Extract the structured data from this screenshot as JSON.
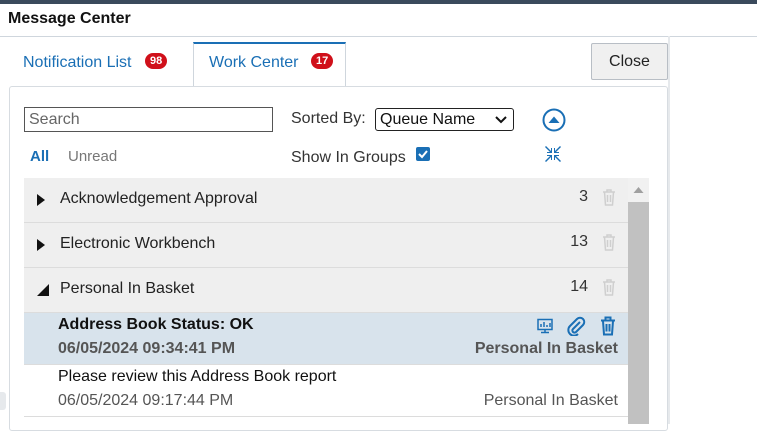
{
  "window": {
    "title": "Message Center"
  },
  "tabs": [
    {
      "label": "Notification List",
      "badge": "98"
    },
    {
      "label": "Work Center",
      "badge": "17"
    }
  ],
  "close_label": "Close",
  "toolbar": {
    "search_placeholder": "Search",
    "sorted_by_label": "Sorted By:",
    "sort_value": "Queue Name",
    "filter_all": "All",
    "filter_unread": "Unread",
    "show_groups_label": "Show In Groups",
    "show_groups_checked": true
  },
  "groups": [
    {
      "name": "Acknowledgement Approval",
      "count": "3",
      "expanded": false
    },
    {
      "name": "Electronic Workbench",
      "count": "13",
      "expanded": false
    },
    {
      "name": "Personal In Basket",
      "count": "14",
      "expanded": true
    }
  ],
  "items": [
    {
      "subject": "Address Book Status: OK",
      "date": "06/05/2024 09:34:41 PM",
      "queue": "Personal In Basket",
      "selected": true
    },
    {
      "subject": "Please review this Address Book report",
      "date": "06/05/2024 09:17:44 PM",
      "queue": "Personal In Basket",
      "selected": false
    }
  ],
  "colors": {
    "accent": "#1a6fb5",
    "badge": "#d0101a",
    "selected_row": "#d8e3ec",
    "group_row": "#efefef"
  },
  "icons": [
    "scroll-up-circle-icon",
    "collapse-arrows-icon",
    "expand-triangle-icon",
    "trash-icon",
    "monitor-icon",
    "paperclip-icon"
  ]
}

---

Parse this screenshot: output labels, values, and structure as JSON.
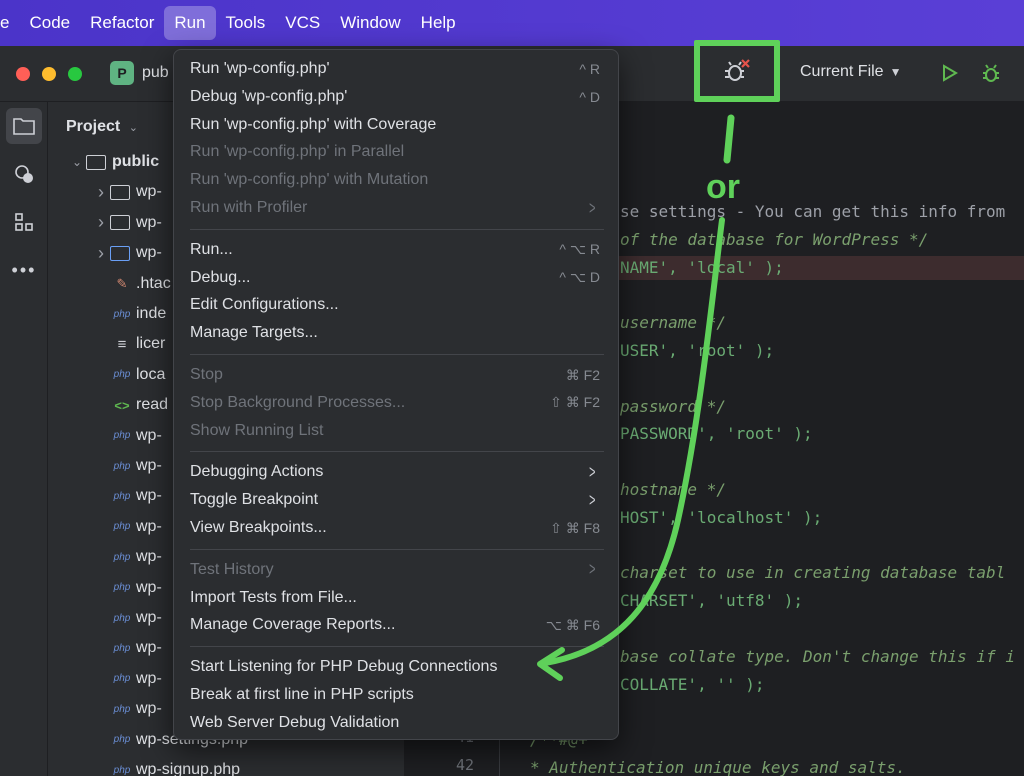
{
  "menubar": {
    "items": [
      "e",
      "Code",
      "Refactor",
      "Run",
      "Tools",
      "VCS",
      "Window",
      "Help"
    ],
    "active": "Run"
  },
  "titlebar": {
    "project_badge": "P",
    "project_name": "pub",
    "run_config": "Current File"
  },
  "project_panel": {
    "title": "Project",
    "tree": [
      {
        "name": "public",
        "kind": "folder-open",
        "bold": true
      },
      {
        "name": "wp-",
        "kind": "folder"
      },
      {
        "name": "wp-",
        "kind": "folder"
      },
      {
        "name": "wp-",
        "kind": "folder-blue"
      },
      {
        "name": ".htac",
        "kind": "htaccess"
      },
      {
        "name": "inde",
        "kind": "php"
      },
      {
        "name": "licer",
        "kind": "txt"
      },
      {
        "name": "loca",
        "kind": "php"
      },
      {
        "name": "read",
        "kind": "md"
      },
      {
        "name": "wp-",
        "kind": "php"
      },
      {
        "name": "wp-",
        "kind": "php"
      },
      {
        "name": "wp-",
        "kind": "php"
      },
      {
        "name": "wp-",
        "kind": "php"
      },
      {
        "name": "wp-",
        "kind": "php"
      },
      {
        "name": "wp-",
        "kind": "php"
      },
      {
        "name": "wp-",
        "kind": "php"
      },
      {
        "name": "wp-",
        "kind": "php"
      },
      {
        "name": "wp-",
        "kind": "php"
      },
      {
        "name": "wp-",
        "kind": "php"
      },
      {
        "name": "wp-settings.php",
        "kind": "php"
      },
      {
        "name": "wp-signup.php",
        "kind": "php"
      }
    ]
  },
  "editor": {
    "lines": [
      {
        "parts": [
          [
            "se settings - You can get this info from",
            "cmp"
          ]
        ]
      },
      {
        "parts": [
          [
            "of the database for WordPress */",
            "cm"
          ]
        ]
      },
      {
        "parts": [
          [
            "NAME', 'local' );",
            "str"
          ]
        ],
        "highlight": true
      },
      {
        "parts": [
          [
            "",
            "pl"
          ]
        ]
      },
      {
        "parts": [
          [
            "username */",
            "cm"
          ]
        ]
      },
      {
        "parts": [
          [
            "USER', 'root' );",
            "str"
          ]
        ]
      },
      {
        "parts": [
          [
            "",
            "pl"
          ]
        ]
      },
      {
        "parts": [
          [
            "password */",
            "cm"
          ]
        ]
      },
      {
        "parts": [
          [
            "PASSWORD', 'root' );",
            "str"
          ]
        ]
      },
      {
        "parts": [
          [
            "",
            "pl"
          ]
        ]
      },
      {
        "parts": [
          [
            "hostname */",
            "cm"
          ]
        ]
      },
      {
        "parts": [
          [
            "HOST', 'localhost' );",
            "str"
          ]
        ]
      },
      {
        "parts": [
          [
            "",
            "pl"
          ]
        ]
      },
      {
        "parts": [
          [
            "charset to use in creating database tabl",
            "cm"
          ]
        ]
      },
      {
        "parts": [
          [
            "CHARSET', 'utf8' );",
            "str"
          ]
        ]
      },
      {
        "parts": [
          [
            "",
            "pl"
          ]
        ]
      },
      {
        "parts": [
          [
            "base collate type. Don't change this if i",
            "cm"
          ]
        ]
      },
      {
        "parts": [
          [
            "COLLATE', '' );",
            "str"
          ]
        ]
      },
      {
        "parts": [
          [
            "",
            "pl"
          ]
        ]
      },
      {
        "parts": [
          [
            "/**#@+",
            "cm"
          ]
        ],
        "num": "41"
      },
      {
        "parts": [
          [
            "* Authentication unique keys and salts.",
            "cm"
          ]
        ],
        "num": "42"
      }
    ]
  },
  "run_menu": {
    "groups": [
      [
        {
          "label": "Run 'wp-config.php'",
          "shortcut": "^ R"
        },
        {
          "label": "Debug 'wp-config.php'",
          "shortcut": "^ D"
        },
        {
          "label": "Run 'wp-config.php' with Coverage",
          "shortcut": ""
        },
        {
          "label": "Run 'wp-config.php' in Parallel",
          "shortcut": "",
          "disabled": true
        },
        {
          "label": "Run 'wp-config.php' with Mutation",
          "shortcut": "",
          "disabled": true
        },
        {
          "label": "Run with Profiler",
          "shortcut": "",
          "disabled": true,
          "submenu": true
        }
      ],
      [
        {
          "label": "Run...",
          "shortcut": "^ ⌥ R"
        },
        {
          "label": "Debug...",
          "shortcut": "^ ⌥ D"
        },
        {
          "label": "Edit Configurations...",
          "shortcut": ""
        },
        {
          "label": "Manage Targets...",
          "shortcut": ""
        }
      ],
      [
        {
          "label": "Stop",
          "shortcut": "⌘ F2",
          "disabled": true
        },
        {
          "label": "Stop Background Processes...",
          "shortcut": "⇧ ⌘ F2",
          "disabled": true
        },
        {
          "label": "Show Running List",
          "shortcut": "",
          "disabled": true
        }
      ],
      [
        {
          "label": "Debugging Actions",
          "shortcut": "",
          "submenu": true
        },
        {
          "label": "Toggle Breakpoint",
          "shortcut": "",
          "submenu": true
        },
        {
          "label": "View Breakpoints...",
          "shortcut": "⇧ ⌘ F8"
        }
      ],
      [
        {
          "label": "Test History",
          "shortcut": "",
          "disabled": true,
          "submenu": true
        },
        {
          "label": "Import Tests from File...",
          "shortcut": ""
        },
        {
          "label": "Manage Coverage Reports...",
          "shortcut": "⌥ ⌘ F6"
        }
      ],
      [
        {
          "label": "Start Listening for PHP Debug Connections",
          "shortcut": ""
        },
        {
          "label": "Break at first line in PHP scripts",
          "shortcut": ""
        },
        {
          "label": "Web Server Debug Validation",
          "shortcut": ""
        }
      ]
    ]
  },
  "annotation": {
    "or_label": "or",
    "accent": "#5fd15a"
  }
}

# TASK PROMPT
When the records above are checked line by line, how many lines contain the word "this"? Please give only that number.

# EXERCISE SOLUTION
5